▶ Data under study:

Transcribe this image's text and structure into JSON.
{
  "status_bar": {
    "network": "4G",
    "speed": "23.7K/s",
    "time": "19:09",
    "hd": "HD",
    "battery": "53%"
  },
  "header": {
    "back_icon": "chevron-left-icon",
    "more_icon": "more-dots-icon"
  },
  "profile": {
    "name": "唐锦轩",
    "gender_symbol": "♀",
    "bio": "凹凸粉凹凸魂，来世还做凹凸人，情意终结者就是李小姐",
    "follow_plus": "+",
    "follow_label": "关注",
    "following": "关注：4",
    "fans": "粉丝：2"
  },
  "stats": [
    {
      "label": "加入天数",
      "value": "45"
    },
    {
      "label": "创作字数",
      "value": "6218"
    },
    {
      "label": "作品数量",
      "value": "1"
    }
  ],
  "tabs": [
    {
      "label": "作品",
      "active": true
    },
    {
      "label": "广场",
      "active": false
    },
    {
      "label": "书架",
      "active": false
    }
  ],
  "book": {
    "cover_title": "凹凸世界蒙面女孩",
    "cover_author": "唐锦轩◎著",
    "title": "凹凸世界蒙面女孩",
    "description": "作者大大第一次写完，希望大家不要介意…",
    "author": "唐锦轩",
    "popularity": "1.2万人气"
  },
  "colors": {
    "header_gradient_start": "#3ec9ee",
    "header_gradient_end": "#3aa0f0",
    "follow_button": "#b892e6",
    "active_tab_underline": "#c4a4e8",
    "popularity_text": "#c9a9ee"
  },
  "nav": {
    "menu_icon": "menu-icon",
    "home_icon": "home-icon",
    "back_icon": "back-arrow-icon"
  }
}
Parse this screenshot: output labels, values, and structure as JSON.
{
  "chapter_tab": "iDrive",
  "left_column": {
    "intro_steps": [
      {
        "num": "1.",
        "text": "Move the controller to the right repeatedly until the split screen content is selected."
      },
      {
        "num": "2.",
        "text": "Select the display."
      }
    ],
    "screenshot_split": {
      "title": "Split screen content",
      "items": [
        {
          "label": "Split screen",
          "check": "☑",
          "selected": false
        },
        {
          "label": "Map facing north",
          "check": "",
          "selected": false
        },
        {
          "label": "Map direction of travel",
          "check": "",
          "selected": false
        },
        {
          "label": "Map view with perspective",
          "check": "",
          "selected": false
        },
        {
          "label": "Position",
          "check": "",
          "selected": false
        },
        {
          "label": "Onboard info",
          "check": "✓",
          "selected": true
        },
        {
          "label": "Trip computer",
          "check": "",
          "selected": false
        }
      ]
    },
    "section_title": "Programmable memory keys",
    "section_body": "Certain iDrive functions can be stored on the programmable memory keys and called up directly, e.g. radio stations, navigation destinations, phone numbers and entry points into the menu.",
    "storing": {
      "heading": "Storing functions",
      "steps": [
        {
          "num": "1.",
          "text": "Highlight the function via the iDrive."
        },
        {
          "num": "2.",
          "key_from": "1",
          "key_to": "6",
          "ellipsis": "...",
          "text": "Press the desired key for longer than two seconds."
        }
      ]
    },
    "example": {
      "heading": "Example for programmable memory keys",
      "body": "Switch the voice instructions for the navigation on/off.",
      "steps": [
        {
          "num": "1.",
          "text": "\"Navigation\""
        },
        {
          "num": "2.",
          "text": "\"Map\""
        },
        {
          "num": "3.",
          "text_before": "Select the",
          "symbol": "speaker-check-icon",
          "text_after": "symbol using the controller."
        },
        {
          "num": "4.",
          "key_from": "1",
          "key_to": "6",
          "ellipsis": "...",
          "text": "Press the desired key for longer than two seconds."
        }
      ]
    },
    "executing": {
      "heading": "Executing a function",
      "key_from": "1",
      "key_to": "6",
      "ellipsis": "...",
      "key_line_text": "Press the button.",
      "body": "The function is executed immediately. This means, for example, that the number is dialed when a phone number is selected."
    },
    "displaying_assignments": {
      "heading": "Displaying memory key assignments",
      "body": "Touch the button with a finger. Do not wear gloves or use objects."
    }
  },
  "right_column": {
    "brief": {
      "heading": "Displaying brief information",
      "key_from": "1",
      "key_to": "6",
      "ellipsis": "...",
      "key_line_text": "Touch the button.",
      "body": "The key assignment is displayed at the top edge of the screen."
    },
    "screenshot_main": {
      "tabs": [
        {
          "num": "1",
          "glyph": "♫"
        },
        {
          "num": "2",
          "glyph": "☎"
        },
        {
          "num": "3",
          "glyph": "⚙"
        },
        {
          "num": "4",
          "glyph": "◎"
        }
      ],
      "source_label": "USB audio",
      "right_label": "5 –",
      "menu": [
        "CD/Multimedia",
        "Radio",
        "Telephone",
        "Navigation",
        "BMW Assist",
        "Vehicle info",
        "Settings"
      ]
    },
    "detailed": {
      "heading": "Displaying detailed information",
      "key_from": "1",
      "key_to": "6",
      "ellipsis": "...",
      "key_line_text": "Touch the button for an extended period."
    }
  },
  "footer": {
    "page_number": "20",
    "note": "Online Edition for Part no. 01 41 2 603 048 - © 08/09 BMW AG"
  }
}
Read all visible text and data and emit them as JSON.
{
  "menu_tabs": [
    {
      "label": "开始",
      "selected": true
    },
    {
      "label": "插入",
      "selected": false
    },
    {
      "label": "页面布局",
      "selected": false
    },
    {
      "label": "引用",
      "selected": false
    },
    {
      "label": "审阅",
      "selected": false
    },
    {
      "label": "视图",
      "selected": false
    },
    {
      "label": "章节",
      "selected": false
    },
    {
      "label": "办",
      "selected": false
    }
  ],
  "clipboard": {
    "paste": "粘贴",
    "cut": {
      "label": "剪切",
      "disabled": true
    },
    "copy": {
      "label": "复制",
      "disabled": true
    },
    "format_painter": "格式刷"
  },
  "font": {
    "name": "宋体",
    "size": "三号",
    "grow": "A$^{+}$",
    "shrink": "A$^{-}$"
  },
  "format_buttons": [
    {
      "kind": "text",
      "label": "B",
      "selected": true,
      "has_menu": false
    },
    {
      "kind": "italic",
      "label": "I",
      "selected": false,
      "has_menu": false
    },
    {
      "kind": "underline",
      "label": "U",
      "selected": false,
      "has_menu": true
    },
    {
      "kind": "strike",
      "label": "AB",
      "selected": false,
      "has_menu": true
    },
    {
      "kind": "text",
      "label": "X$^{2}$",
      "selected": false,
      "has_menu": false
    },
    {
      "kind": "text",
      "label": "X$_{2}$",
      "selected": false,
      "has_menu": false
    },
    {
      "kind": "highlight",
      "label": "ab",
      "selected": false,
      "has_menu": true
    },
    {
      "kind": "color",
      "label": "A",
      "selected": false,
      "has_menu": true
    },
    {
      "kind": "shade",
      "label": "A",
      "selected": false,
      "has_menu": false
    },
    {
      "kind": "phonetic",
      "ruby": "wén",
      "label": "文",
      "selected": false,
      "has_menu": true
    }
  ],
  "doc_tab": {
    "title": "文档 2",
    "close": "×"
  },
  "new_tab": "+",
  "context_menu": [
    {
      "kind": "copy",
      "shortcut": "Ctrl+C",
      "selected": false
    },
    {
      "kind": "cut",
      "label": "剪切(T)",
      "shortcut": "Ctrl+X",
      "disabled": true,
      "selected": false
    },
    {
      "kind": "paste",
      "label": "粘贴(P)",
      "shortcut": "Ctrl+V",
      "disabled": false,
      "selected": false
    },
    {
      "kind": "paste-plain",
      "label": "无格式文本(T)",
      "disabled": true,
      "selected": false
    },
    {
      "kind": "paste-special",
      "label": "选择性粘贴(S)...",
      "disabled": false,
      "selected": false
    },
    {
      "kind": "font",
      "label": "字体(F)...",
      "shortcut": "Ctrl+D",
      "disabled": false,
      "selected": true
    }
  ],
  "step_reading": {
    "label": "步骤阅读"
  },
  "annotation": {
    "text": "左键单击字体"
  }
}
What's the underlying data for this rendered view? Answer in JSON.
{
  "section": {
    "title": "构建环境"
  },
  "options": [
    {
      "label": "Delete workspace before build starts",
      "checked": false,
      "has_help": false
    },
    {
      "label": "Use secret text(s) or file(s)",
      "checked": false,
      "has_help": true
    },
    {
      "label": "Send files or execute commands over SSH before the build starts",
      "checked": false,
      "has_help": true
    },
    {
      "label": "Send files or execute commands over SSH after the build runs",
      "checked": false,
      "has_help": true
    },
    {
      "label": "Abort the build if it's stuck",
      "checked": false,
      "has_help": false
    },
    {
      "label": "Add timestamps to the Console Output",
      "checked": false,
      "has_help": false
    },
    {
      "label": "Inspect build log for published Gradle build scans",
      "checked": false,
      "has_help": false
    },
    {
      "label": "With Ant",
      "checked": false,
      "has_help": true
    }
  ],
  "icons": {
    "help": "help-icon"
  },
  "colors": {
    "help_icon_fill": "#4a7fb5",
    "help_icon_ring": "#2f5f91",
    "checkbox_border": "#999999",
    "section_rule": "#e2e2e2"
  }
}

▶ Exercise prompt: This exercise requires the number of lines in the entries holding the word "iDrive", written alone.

▶ Response to this exercise: 3